• [Source material]:
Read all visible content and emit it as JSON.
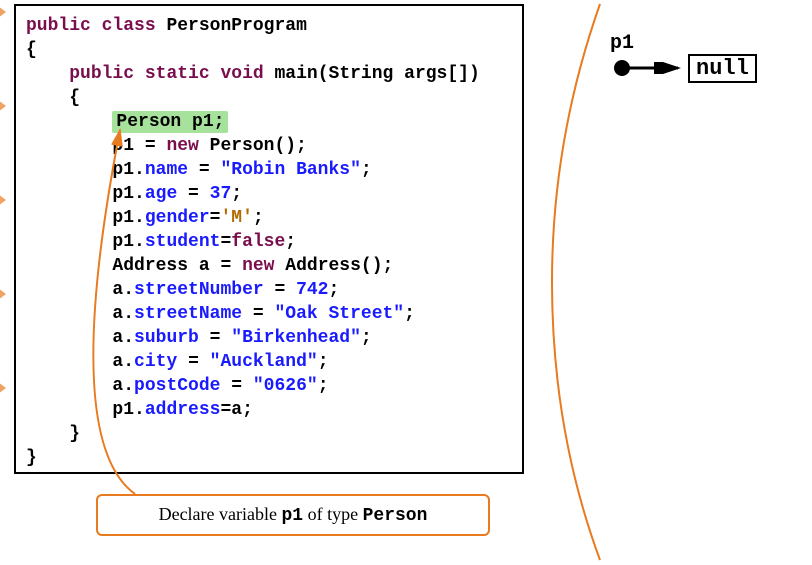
{
  "code": {
    "class_decl_public": "public",
    "class_decl_class": "class",
    "class_name": "PersonProgram",
    "open_brace1": "{",
    "main_sig_public": "public",
    "main_sig_static": "static",
    "main_sig_void": "void",
    "main_name": "main",
    "main_param_type": "String",
    "main_param_name": "args[]",
    "open_brace2": "{",
    "hl_type": "Person",
    "hl_var": "p1;",
    "l1_var": "p1",
    "l1_eq": " = ",
    "l1_new": "new",
    "l1_ctor": " Person();",
    "l2_var": "p1",
    "l2_dot": ".",
    "l2_field": "name",
    "l2_eq": " = ",
    "l2_val": "\"Robin Banks\"",
    "l2_semi": ";",
    "l3_var": "p1",
    "l3_field": "age",
    "l3_val": "37",
    "l4_var": "p1",
    "l4_field": "gender",
    "l4_val": "'M'",
    "l5_var": "p1",
    "l5_field": "student",
    "l5_val": "false",
    "l6_type": "Address",
    "l6_var": "a",
    "l6_new": "new",
    "l6_ctor": "Address();",
    "l7_var": "a",
    "l7_field": "streetNumber",
    "l7_val": "742",
    "l8_var": "a",
    "l8_field": "streetName",
    "l8_val": "\"Oak Street\"",
    "l9_var": "a",
    "l9_field": "suburb",
    "l9_val": "\"Birkenhead\"",
    "l10_var": "a",
    "l10_field": "city",
    "l10_val": "\"Auckland\"",
    "l11_var": "a",
    "l11_field": "postCode",
    "l11_val": "\"0626\"",
    "l12_var": "p1",
    "l12_field": "address",
    "l12_val": "a",
    "close_brace2": "}",
    "close_brace1": "}"
  },
  "caption": {
    "pre": "Declare variable ",
    "var": "p1",
    "mid": " of type ",
    "type": "Person"
  },
  "diagram": {
    "var_label": "p1",
    "value": "null"
  },
  "colors": {
    "keyword": "#7a0e4d",
    "field": "#1a1aff",
    "highlight_bg": "#a6e29b",
    "callout_border": "#e87a1f"
  }
}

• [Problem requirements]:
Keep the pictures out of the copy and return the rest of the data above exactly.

• [Solved exercise]:
Read all visible content and emit it as JSON.
{
  "code": {
    "class_decl_public": "public",
    "class_decl_class": "class",
    "class_name": "PersonProgram",
    "open_brace1": "{",
    "main_sig_public": "public",
    "main_sig_static": "static",
    "main_sig_void": "void",
    "main_name": "main",
    "main_param_type": "String",
    "main_param_name": "args[]",
    "open_brace2": "{",
    "hl_type": "Person",
    "hl_var": "p1;",
    "l1_var": "p1",
    "l1_eq": " = ",
    "l1_new": "new",
    "l1_ctor": " Person();",
    "l2_var": "p1",
    "l2_dot": ".",
    "l2_field": "name",
    "l2_eq": " = ",
    "l2_val": "\"Robin Banks\"",
    "l2_semi": ";",
    "l3_var": "p1",
    "l3_field": "age",
    "l3_val": "37",
    "l4_var": "p1",
    "l4_field": "gender",
    "l4_val": "'M'",
    "l5_var": "p1",
    "l5_field": "student",
    "l5_val": "false",
    "l6_type": "Address",
    "l6_var": "a",
    "l6_new": "new",
    "l6_ctor": "Address();",
    "l7_var": "a",
    "l7_field": "streetNumber",
    "l7_val": "742",
    "l8_var": "a",
    "l8_field": "streetName",
    "l8_val": "\"Oak Street\"",
    "l9_var": "a",
    "l9_field": "suburb",
    "l9_val": "\"Birkenhead\"",
    "l10_var": "a",
    "l10_field": "city",
    "l10_val": "\"Auckland\"",
    "l11_var": "a",
    "l11_field": "postCode",
    "l11_val": "\"0626\"",
    "l12_var": "p1",
    "l12_field": "address",
    "l12_val": "a",
    "close_brace2": "}",
    "close_brace1": "}"
  },
  "caption": {
    "pre": "Declare variable ",
    "var": "p1",
    "mid": " of type ",
    "type": "Person"
  },
  "diagram": {
    "var_label": "p1",
    "value": "null"
  },
  "colors": {
    "keyword": "#7a0e4d",
    "field": "#1a1aff",
    "highlight_bg": "#a6e29b",
    "callout_border": "#e87a1f"
  }
}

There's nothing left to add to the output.